(Records from a data source)
----------

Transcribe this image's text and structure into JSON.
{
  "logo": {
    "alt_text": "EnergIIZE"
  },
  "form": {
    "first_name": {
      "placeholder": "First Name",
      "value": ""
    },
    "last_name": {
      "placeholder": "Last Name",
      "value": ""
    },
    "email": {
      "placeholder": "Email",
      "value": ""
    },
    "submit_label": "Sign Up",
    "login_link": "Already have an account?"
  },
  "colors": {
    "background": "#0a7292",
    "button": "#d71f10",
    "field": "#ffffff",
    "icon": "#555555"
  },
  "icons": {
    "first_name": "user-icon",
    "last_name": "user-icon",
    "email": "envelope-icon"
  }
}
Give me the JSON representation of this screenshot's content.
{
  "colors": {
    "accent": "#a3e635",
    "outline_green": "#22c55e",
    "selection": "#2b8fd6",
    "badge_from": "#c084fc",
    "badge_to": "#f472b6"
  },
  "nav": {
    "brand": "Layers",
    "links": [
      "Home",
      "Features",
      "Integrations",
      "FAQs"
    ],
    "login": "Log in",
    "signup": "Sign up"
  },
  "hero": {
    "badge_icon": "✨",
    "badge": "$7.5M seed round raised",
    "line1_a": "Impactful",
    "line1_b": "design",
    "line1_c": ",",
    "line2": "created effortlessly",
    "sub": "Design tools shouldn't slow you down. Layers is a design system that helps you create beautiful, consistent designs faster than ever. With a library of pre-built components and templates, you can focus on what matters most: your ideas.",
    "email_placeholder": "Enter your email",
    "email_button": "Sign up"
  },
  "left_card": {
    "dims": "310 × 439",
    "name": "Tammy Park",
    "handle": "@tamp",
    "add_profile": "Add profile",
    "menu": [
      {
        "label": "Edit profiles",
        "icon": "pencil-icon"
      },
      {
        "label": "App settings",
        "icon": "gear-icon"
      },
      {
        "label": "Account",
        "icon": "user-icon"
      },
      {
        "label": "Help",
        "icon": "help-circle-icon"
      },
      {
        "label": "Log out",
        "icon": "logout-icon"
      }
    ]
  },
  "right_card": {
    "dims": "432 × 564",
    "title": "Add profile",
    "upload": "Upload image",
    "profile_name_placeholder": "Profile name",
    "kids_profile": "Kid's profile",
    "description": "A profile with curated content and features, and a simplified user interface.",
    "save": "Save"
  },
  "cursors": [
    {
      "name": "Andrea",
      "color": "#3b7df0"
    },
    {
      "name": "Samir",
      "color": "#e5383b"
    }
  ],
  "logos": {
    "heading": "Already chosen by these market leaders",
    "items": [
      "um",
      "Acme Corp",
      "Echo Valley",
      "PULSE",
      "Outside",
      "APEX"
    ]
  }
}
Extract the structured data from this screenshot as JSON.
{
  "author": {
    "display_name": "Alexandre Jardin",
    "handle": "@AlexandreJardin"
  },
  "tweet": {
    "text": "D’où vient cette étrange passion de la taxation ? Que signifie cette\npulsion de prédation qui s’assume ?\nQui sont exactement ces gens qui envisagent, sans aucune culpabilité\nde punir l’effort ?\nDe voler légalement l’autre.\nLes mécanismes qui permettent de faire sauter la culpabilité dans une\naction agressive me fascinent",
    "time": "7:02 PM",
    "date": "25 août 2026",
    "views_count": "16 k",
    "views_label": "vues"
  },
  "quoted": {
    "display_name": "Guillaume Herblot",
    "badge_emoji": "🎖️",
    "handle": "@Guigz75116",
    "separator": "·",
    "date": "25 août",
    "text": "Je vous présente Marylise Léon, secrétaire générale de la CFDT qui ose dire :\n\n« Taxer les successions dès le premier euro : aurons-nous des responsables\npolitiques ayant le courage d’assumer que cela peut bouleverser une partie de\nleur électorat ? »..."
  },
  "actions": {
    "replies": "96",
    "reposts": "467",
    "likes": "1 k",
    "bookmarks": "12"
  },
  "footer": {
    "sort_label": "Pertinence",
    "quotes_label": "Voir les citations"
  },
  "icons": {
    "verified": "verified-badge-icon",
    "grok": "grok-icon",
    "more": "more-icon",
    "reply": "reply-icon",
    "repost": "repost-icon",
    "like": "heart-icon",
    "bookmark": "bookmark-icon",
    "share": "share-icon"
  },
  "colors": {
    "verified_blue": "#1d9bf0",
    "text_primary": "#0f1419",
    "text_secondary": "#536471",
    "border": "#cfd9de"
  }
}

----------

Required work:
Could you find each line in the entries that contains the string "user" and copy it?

Task solution:
    "first_name": "user-icon",
    "last_name": "user-icon",
        "icon": "user-icon"
    "description": "A profile with curated content and features, and a simplified user interface.",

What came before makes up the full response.